(Data about app and page elements)
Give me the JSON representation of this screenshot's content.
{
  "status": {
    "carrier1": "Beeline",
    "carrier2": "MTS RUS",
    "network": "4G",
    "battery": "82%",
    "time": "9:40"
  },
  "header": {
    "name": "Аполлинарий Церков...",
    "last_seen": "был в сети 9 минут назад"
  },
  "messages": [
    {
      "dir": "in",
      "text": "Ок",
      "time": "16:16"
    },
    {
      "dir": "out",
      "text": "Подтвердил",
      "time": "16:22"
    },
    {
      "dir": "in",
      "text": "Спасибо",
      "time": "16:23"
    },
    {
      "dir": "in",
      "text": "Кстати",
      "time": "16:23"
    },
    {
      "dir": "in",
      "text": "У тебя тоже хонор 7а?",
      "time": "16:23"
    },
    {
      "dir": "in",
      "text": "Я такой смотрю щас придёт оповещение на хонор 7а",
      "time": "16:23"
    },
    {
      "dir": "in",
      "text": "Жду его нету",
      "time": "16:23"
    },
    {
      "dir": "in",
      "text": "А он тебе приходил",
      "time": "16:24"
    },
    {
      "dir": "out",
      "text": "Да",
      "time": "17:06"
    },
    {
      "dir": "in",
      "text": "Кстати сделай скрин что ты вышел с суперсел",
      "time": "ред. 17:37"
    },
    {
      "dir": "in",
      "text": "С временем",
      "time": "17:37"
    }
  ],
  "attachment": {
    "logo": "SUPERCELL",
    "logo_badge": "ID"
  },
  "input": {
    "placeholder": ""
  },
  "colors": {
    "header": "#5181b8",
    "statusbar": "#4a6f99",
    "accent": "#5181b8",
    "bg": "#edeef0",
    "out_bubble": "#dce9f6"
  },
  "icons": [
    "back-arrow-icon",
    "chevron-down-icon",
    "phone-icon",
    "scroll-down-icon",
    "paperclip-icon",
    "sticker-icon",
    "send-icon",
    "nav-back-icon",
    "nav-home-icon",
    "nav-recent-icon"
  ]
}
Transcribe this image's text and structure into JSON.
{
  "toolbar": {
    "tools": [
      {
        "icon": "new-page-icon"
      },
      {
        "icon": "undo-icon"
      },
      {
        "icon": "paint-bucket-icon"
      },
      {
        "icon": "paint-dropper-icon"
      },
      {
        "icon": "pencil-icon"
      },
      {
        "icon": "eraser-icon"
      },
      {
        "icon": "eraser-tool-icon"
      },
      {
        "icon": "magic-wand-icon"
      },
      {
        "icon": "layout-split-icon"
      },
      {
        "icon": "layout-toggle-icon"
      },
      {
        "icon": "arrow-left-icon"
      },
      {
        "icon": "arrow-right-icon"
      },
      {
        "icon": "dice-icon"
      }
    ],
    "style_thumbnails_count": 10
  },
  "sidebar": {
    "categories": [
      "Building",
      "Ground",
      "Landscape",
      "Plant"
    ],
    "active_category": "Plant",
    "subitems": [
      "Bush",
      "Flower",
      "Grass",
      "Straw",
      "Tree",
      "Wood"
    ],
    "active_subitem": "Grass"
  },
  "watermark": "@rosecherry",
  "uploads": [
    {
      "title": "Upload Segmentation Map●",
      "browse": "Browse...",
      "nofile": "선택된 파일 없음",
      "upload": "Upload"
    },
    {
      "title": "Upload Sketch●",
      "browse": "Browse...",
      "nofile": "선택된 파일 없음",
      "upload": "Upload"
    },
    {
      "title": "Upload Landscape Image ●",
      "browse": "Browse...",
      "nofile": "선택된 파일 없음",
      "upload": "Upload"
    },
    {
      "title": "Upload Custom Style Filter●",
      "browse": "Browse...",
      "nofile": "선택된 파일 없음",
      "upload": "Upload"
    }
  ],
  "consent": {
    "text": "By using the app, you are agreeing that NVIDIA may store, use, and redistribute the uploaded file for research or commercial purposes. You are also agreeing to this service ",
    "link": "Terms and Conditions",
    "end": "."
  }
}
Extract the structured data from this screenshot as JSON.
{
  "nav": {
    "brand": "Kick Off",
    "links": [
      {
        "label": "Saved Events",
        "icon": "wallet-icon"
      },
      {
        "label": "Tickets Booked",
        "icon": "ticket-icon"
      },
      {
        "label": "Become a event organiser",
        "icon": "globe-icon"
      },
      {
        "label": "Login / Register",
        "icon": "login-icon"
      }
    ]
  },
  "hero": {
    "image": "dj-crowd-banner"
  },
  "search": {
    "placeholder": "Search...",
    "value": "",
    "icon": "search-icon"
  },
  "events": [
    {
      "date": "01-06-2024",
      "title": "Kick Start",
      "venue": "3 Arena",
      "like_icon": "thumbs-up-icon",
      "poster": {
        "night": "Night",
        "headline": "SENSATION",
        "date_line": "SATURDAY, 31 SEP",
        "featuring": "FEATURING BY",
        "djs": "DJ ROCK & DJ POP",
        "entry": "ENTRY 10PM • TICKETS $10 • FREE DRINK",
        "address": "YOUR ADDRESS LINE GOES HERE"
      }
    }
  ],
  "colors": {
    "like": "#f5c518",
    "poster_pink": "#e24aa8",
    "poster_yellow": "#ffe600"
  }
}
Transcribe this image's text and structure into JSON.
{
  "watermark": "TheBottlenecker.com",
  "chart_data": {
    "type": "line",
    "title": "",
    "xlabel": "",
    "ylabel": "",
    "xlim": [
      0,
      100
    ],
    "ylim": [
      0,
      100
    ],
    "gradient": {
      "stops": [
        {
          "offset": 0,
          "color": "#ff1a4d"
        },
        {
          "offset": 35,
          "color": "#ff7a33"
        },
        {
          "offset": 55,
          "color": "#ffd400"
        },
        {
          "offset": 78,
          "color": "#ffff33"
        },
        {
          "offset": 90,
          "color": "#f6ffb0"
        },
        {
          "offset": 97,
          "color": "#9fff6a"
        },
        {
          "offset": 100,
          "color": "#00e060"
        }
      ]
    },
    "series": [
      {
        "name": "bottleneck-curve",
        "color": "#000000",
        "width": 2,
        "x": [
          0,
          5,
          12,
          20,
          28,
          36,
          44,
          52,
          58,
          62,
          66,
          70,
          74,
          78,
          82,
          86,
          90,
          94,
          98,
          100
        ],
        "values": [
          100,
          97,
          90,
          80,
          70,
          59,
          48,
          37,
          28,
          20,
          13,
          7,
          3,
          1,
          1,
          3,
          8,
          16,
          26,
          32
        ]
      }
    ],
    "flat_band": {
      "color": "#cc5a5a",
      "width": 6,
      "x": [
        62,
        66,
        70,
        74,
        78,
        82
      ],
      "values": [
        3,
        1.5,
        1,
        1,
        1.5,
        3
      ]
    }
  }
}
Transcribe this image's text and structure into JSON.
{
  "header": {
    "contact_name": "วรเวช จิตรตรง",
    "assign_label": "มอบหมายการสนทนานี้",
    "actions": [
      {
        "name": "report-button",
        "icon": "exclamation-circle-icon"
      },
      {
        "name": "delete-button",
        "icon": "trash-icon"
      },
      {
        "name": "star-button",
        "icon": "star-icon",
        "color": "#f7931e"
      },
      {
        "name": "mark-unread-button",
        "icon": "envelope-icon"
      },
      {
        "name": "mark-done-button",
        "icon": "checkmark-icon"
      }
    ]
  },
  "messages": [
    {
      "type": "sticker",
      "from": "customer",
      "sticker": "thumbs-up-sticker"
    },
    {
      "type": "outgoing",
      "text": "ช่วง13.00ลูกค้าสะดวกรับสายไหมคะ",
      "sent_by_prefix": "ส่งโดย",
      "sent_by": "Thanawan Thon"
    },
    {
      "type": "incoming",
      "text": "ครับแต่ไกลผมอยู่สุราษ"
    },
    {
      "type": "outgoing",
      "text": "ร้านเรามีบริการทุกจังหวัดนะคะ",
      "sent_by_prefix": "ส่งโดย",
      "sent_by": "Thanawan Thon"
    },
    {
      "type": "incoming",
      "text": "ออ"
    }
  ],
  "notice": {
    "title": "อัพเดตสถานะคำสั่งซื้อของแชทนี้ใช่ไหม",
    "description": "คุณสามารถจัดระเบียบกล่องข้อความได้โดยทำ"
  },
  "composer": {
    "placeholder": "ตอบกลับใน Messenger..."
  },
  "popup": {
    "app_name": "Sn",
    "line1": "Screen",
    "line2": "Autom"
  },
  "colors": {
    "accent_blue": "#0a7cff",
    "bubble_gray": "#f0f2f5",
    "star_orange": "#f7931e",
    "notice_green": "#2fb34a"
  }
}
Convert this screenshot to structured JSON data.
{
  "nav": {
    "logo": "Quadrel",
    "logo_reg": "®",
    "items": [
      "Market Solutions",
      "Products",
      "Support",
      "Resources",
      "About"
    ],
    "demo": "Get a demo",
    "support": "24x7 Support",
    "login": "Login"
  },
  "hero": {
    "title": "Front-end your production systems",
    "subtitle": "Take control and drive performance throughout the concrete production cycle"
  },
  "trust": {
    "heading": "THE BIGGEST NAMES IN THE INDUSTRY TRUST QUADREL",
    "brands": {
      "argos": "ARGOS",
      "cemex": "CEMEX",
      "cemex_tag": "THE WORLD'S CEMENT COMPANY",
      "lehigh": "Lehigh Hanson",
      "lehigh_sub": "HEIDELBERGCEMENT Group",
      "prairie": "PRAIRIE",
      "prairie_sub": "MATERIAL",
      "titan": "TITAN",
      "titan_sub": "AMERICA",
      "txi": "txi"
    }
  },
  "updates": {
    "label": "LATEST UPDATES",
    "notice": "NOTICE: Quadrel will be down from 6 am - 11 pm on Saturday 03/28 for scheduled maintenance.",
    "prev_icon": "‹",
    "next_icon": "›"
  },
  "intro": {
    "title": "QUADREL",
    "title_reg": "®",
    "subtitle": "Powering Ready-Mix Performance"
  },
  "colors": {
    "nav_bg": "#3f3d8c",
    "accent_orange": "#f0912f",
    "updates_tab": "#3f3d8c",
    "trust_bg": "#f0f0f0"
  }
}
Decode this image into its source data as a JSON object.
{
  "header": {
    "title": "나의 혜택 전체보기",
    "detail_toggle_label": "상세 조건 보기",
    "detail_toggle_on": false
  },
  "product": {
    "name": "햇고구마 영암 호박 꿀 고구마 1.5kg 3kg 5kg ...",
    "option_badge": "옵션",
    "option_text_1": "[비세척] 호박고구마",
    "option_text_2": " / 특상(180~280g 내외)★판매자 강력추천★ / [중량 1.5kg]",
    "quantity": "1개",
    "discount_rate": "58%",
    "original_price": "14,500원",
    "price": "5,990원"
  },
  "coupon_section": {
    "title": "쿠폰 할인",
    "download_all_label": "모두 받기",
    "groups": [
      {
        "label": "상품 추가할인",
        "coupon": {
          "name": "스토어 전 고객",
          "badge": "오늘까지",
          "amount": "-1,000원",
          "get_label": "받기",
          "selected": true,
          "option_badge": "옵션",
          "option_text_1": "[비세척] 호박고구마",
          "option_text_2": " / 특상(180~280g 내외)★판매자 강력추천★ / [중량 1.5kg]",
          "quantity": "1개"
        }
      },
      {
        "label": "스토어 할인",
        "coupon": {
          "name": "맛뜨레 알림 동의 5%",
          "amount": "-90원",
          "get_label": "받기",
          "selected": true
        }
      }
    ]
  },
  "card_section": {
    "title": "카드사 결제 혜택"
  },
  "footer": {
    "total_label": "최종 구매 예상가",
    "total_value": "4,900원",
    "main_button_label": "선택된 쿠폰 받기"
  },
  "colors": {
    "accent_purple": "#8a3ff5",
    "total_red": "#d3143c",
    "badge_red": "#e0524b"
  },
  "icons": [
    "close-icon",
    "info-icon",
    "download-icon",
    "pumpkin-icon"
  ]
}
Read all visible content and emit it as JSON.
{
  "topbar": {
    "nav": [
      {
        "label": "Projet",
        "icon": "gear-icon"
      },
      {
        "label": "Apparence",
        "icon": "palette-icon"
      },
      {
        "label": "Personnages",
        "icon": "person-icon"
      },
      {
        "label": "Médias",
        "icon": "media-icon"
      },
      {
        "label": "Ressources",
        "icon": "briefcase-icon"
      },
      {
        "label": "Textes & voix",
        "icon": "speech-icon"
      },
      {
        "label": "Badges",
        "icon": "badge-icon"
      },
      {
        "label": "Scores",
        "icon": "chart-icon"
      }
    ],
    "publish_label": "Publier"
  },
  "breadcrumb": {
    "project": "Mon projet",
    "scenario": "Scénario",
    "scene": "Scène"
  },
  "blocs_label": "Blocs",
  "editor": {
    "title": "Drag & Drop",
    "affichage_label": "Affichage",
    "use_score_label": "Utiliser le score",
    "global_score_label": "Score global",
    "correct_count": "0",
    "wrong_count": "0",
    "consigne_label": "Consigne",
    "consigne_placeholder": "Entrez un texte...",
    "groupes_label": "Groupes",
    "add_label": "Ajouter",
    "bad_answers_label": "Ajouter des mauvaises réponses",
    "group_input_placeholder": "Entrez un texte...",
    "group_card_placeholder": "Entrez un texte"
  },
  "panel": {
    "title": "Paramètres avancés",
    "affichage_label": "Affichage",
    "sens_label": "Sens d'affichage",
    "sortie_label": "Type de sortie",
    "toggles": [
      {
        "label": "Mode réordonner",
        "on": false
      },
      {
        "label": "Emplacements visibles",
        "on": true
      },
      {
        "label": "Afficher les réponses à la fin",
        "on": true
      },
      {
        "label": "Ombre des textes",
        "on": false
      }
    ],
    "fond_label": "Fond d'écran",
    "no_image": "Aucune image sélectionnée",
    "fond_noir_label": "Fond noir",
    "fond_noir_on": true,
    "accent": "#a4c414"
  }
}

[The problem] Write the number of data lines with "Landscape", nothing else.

[Result] 2